However, hiding out and hoping that the problem will just go away has never worked. Contact your lenders immediately! Let them know your situation and they will work to set up a plan to keep you in good standing until you’re able to recover. None of them are interested in foreclosing on your business and equipment. They want to help you through this. In the situation that I detailed earlier, I was able to defer my mortgage payments for a few months or even pay interest-only payments.
With this in mind, be prepared when you contact your landlords, lenders, and bankers. Have your financial information already in hand and documented in an easily legible way so that when you approach them for help, they can quickly identify the problems and help to create a workable solution. Likewise, speak with your advisors. Your attornies, financial advisors, and tax professionals can be an enormous help in this situation. If you don’t have a financial advisor, get one! The value that they provide is far greater than the cost of their fees.
In addition, we can’t reasonably expect our clientele to pay us when we can’t provide them with a service. During this time, a good way to mitigate some of the damage to your cash flow is to be creative with your services. A great example of this is a daycare that could no longer receive children. Because of this, they created a curriculum for parents to use with their children while they are stuck at home. Likewise, they created virtual playrooms for the children to stay connected with their friends.

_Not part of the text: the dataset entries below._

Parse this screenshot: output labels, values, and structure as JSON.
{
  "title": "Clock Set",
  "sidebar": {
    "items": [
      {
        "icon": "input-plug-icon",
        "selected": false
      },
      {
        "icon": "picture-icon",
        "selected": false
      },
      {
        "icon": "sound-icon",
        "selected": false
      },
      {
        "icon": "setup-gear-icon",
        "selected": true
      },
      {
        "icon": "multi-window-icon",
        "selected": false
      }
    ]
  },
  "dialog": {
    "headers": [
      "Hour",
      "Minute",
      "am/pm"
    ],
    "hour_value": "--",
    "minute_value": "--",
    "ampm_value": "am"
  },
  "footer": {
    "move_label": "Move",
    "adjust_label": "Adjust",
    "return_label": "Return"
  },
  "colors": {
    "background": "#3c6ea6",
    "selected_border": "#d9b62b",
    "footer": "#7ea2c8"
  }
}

One of the things that we, as financial planners, always push for is less government handling of our small business owner’s businesses. If this is true during times of prosperity we don’t want to rely too heavily on the government during times of struggle either. However, I want to apprise you of all the avenues that are available to small business owners.
Recently, the President signed into effect, the Families First Coronavirus Response Act. Essentially, this offers a paid leave benefit to eligible workers in which they must take 14 or more days of leave from their work due to the qualifying COVID-19-related reasons. Eligible workers will receive a benefit for a month (up to three months) that is equal to two-thirds of their average monthly salary with a $4,000 cap. It is important to note that the benefit will be based on the most recent year of wages OR self-employment income. Typically, the self-employed have been ineligible for unemployment style benefits.
The program, which will be administered by the Social Security Administration, has specified five key points:
As business owners, we must be prepared for any possible eventuality. Maybe the effects of this pandemic caught us by surprise but the entrepreneurial spirit that has led us to get up, dust ourselves off, and try again is the same one that will see us through this crisis, helping us to stay positive during COVID. With determination, communication with our lenders, a little creative thinking, and some well thought out planning, we will come back better than before.
If you don’t already have a qualified financial planner or if you’re dissatisfied with their guidance, the Financially Simple business advisory team is here to help.
Have questions? Financially Simple is here to help guide you through all of your business concerns. Contact us, today!